The Richmond Times-Dispatch reports (http://bit.ly/1qEFZg5) that 62-year-old Linda Carne of Crozier was sentenced Monday. A Hanover Circuit Court judge suspended all but three months of a five-year sentence.
Carne pleaded guilty in April. She served as CEO of the Girl Scouts of the Commonwealth of Virginia from April 2010 to December 2011.
Prosecutors say Carne used a Girl Scout-issued credit card to pay for stays in posh hotels, baseball game tickets, spa services and rental of a North Carolina beach house.
The former leader of the 12,000-member Girl Scouts of the Commonwealth of Virginia will serve three months in jail for a felony embezzlement scam that drained an average of more than $1,000 a month from Scout funds.
Linda Carne, 62, had entered a guilty plea in April and was released on bond after hearing special prosecutor Matthew Ackley describe a complex scheme in which Carne disguised family trips and luxury accommodations as part of outreach efforts.
Hanover Circuit Court Judge Patricia Kelly ordered Carne, a former associate of author Patricia Cornwell and an administrator at Randolph-Macon College, to serve five years in prison, but she suspended all but three months.
Carne will serve 85 percent of that term and was taken immediately into custody as a smattering of well-wishers and detractors watched from the courtroom. Kelly said Carne can apply for work release if she is eligible.

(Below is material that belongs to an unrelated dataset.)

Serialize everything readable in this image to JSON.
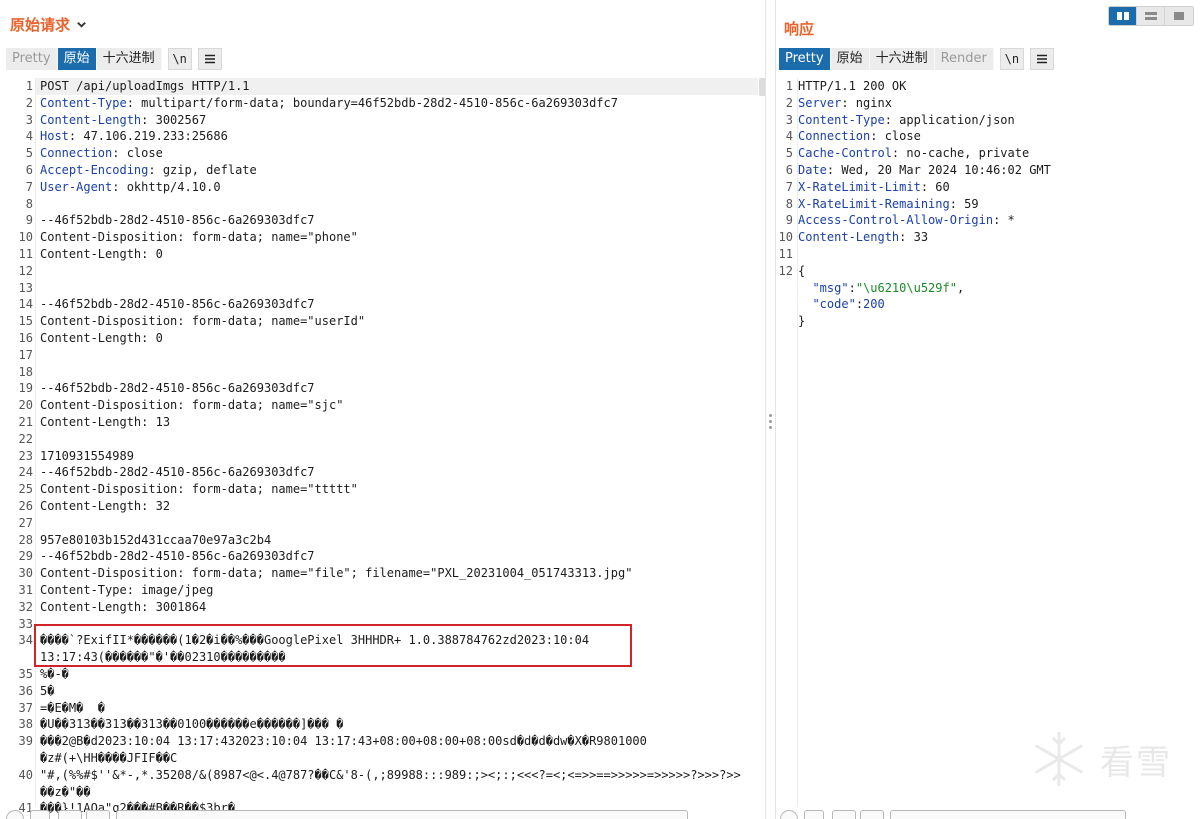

Carne, who lived in Crozier, pleaded guilty after a complex investigation by forensic accountants that cost nearly $52,000 — more than twice the $22,979.80 that Carne admitted she stole.
Carne was fired in December 2011, about 20 months after having been brought into the administrative branch of the 12,000-scout, century-old organization in April 2010.

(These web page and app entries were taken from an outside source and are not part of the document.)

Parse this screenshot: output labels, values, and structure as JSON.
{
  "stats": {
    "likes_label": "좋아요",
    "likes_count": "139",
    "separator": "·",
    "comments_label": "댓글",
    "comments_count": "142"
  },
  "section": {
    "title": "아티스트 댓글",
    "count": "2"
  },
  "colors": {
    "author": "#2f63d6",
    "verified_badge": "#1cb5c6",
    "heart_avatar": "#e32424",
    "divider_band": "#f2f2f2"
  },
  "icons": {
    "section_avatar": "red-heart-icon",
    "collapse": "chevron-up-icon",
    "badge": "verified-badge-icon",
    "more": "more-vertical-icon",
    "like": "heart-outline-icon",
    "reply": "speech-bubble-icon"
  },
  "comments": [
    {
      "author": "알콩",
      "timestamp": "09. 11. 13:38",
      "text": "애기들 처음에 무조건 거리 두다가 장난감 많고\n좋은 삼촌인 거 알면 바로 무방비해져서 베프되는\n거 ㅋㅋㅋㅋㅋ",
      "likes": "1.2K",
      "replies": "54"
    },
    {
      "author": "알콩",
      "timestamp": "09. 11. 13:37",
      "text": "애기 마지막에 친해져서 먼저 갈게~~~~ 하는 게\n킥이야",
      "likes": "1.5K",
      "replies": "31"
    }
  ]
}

Carne was paid in excess of $100,000 a year, according to the Girl Scout organization, which covers some 30 counties and multiple cities, including Richmond, in the central Virginia region.

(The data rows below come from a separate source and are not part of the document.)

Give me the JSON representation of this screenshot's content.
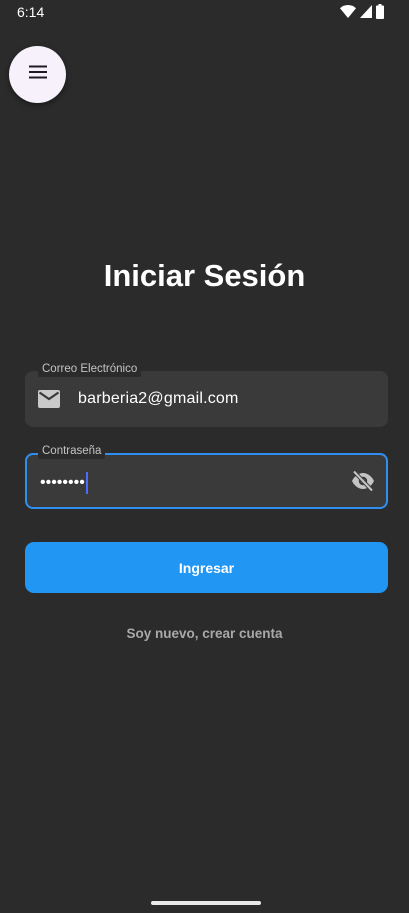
{
  "status_bar": {
    "time": "6:14",
    "icons": [
      "wifi-icon",
      "signal-icon",
      "battery-icon"
    ]
  },
  "menu_button": {
    "icon": "hamburger-menu-icon"
  },
  "title": "Iniciar Sesión",
  "email_field": {
    "label": "Correo Electrónico",
    "value": "barberia2@gmail.com",
    "icon": "mail-icon"
  },
  "password_field": {
    "label": "Contraseña",
    "value": "••••••••",
    "icon": "visibility-off-icon",
    "focused": true
  },
  "login_button": {
    "label": "Ingresar"
  },
  "register_link": {
    "label": "Soy nuevo, crear cuenta"
  },
  "colors": {
    "background": "#2b2b2b",
    "field_background": "#3a3a3a",
    "accent": "#2196f3",
    "focus_border": "#2f8ff0"
  }
}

Ackley said earlier this year that investigators with the Virginia State Police and forensic accountants tracked down alleged contacts Carne said she had made on trips across the country, but discovered that Carne rarely, or barely, met with them.
Instead, she used her Scout-issued credit card to stay at such luxury hotels as The Algonquin in New York City, attended an equestrian event in Kentucky that cost $4,218, and scheduled her trips to coincide with professional baseball games in Major League cities. She often took family members along.
“This is not a happy day for us,” a Scout spokesperson said when Carne was convicted, noting that tight restrictions have been placed on the use of the Scout credit card.
After Carne resigned, she worked briefly in Ashland for Randolph-Macon College’s Center for Personal and Career Development. She was the former executive director of the Virginia Institute of Forensic Science and Medicine, the brainchild of former Richmond crime novelist Patricia Cornwell, who envisioned the institute as a training ground for forensic scientists.
The institute shut down when the General Assembly declined to fund it.